In our expereince of clients finding the right local accountant in Walsall, and even after the process of finding and selecting the right firm there was the question of how they were correctly instructed and then information supplied to them. One of those tasks we all assume is straight forward, and to some degree should be, although in reality it does require thought into how this is done so that the expectations between yourself and the business on both sides are clear.
Other Non-Accounting Businesses
Infact the lessons from these can be applied to any business really not just a firm of accountants, and can be boiled down to 3 simple points – all beginning with the latter I to keep nice and simple, and all showing a different aspect of that ever-so-important ‘paperwork’ to get the instruction and service right from the start.
1. The Instruction
That very first confirmation in writing with the local business to instruct them to carry out whatever you want them to do. The golden rule is for it to be in writing, and as clear as possible. And remember that it’s the quality of the information that’s important rather than the style or even format of information – so an email referring to the correct points is more effective than a lengthy headed-paper letter that misses things.

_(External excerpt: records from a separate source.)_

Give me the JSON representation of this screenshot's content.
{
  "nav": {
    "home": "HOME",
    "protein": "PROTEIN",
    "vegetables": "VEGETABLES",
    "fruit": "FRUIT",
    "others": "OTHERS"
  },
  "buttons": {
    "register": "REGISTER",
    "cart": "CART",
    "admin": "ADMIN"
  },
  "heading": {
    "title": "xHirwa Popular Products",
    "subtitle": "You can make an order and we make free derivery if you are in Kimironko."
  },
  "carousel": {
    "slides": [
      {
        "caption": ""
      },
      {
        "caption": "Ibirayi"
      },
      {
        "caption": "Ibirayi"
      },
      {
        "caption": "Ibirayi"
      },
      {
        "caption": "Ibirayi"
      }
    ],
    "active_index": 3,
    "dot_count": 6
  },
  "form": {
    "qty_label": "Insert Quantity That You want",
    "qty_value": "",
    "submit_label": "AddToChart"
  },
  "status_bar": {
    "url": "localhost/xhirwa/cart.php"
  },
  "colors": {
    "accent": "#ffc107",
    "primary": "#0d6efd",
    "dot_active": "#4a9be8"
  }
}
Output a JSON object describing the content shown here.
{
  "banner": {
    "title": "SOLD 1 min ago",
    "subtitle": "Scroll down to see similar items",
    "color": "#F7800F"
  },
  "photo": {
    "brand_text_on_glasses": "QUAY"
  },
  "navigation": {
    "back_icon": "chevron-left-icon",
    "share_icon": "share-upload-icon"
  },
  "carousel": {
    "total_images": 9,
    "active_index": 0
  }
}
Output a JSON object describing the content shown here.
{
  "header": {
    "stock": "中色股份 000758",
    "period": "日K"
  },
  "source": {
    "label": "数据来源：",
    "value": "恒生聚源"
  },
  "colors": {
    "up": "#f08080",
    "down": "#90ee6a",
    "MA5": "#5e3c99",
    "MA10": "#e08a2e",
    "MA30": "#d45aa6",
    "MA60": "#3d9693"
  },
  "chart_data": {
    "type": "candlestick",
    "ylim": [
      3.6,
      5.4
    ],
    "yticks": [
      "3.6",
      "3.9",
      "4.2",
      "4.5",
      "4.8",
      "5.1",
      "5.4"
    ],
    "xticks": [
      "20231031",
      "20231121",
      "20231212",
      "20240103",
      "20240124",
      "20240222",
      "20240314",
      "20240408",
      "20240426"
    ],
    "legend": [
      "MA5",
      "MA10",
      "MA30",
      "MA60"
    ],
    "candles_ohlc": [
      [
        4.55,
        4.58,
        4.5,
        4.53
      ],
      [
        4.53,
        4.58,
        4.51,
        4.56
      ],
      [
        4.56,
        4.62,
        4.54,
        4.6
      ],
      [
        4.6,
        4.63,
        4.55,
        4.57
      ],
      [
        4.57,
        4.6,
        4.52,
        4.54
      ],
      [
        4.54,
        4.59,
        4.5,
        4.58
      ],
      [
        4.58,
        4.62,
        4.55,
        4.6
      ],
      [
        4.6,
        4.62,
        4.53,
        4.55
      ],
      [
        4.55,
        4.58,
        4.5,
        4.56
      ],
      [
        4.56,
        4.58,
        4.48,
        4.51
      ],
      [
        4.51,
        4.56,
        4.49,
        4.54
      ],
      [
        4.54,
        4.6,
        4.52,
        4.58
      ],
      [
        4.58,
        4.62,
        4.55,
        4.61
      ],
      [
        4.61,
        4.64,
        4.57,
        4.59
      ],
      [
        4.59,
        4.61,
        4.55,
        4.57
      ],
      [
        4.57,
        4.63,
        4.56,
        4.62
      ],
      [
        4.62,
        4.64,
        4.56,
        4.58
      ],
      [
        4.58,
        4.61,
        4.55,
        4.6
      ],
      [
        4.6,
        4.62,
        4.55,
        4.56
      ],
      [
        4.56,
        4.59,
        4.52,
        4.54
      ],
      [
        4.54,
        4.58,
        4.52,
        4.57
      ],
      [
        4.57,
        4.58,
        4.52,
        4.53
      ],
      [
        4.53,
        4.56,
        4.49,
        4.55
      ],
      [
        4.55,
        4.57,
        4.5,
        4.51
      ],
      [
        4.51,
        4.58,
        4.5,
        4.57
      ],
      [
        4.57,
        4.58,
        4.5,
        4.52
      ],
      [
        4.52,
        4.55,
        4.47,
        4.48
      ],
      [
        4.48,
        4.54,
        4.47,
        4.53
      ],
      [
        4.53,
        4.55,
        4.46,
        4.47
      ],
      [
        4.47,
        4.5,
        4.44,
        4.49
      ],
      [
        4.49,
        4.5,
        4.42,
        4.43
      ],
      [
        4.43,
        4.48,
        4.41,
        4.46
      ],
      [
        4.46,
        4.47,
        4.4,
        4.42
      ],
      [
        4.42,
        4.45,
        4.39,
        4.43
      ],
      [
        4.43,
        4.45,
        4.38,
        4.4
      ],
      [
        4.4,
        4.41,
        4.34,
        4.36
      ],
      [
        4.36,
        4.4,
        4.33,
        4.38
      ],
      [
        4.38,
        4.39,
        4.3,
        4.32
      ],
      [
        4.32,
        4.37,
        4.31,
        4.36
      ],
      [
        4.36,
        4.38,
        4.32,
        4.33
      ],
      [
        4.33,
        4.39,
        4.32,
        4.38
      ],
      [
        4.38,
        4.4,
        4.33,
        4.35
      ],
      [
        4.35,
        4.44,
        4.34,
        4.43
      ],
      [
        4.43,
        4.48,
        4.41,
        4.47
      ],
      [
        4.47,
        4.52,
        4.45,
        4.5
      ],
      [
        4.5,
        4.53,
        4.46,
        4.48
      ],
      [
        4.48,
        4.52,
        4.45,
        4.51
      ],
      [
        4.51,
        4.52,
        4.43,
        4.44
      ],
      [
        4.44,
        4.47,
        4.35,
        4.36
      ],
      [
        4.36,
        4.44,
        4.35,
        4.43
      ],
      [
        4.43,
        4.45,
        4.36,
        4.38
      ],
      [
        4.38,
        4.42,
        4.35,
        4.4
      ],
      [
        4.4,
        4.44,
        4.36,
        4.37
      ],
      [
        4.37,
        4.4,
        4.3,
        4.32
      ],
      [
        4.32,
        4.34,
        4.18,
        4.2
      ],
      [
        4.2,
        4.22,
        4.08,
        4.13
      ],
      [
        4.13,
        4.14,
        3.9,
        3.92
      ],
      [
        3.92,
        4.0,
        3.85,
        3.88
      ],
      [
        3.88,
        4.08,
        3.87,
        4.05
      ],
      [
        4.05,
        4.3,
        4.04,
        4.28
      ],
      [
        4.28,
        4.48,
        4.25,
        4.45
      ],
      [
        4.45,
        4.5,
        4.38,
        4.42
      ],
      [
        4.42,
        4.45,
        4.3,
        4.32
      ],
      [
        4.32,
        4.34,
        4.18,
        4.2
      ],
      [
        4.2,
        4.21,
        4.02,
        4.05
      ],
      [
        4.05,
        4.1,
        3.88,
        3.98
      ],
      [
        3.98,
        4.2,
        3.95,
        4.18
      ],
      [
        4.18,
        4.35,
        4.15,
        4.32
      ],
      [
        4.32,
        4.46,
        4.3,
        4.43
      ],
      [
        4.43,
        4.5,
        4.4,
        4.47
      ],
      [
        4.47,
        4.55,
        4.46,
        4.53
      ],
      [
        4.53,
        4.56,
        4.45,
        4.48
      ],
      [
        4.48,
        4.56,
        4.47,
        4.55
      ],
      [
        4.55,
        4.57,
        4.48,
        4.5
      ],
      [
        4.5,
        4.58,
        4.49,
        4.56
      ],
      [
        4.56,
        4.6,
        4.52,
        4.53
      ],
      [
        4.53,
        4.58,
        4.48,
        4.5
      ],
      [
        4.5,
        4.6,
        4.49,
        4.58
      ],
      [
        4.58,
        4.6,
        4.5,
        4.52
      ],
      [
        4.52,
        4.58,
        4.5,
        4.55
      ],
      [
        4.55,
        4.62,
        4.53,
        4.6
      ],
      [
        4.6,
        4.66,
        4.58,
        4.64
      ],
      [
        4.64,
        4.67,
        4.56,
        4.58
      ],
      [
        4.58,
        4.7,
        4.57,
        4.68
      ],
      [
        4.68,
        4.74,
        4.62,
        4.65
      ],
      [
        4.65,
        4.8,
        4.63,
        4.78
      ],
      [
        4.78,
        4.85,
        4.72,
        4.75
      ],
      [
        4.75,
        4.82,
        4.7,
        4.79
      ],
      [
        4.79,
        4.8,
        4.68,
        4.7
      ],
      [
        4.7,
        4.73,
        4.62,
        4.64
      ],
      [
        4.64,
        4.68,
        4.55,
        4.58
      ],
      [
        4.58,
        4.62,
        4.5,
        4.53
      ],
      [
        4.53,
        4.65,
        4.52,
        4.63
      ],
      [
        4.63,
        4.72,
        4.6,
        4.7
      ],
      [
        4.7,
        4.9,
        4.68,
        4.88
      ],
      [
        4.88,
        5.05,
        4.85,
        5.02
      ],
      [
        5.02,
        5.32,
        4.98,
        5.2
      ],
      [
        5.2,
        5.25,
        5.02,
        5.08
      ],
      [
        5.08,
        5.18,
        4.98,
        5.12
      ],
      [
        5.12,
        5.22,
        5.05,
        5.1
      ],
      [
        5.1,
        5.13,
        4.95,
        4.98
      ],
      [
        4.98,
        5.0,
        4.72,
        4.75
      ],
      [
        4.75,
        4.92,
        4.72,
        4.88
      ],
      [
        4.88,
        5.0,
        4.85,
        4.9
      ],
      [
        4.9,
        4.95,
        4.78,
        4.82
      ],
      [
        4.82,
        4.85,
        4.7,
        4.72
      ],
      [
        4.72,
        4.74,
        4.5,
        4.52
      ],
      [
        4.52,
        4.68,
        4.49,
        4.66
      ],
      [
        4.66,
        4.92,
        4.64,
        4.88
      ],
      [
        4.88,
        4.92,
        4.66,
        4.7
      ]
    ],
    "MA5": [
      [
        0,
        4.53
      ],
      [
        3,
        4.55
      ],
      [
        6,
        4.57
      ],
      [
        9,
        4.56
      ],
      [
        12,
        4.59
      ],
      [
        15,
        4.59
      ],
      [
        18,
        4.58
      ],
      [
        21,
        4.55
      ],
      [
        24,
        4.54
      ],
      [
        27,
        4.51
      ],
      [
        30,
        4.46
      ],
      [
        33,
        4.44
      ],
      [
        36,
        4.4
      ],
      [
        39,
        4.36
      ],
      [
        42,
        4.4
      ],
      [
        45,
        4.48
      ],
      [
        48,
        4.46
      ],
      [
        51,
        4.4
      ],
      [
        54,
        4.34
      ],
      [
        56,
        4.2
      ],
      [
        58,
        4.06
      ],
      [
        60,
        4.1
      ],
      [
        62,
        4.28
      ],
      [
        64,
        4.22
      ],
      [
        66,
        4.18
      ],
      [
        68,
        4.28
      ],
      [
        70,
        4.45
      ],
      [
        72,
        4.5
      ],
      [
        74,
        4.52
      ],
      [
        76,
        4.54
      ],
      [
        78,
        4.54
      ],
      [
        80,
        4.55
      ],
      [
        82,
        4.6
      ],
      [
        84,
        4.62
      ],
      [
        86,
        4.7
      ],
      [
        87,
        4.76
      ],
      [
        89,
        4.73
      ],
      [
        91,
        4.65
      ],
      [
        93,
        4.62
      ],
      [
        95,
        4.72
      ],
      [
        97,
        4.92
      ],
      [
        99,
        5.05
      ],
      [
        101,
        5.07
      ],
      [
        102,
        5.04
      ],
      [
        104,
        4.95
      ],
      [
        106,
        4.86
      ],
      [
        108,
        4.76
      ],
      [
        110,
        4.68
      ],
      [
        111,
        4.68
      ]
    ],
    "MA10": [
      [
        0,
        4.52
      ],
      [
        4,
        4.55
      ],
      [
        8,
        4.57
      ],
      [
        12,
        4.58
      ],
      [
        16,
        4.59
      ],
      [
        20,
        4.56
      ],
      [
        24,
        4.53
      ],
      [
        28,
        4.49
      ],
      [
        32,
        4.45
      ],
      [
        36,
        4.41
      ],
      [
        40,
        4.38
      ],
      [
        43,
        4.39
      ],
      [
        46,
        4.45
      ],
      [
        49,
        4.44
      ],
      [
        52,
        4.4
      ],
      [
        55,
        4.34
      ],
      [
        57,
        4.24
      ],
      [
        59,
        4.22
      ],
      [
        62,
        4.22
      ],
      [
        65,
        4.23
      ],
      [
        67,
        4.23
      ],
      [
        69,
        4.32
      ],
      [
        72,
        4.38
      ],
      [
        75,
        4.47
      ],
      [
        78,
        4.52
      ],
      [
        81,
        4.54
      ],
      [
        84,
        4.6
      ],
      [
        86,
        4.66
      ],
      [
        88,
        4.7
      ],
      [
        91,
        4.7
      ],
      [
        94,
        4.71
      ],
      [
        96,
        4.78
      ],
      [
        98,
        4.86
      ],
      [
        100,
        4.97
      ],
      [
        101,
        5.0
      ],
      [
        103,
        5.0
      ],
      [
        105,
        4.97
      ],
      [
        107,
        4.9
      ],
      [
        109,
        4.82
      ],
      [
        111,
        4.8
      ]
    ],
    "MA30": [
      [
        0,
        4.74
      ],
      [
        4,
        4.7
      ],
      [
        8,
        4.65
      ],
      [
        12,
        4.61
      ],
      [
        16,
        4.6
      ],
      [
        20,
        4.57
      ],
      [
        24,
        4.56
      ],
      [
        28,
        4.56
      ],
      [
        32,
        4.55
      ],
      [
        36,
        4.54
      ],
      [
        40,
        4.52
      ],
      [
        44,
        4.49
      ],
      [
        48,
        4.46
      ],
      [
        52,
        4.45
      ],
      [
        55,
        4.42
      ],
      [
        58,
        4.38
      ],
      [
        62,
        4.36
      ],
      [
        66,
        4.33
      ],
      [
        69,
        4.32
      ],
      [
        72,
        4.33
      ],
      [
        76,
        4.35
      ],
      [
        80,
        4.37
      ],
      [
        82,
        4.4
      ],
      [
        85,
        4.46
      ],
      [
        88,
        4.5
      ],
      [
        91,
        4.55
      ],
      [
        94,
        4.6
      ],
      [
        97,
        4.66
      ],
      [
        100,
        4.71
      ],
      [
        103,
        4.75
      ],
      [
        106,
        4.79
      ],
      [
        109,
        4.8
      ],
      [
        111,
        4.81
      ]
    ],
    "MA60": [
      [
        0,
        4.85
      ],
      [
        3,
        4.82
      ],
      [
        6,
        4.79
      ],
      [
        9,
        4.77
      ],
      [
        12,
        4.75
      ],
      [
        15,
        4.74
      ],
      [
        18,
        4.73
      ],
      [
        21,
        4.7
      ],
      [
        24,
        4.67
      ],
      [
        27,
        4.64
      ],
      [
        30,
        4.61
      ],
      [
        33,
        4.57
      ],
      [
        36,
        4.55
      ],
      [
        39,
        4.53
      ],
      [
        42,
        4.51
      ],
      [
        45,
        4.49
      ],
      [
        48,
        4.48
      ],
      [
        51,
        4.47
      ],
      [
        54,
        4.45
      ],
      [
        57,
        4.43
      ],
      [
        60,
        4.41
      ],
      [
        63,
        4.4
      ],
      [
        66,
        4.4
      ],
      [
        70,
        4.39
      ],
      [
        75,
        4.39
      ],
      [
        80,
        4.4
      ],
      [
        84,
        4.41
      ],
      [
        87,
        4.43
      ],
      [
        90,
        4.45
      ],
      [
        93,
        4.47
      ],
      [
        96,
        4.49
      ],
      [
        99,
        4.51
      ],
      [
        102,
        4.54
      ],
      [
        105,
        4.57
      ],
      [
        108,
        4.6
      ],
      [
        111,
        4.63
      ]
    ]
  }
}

Make sure you go through the Terms & Conditions both the unique ones you have agreed for your instruction (and clearly detailed) but also those standard T&Cs often in a lengthy small-print somewhere but worth wading through. All it takes is just one change that’s needed for your requirements and you can simply ask to have this noted as an agreed amendment in your written instruction.
It’s also worth taking a step back from all the micro detail and make sure it has logical steps in there – so being clear who supplies what info, for someone to then supply a result or ‘draft’ in whatever times frame and format, for other steps to agree changes and a final version.
2. The Information
Make sure you know who needs what information to get on with the instruction. Typically this will start with the client providing information to the business so they can begin their work, for them to then provide results.
So with an accountant there will be various documentation such as invoices and receipts, bank statements and summaries, and files of related documents – but also things you may take for granted like access to online accounts and whether these are released, and whether the information needs to be hard-copies sent in the post or hand delivered or whether you can simply attach in an email or even give online account details to access as and when.
3. The Invoice
The dreaded part where you have to pay and which seems straight forward, but make sure you understand right from the start how this will be issued. For example, whether there will be VAT added, which will be another 20% automatically on the charge if you’re not VAT registered. Plus, check that there are no others on the way as well, maybe interim ones or added ‘expenses’ or disbursements’.
Even the timing of these need to be understood, whether just one invoice at the end of the work and how long you have to pay it, and whether they will be phased through the job. Therefore don’t rush, get the 3 ‘I’s sorted right at the start of the instruction.
The 3-Prong Attack
After you have the basic terms agreed for your accounting or infact any business need, then don't stop there. Make sure the detailed is irnoned out so it doen't come back to bite later on.
Get the instruction clean, the information supplied, and the invoice issued.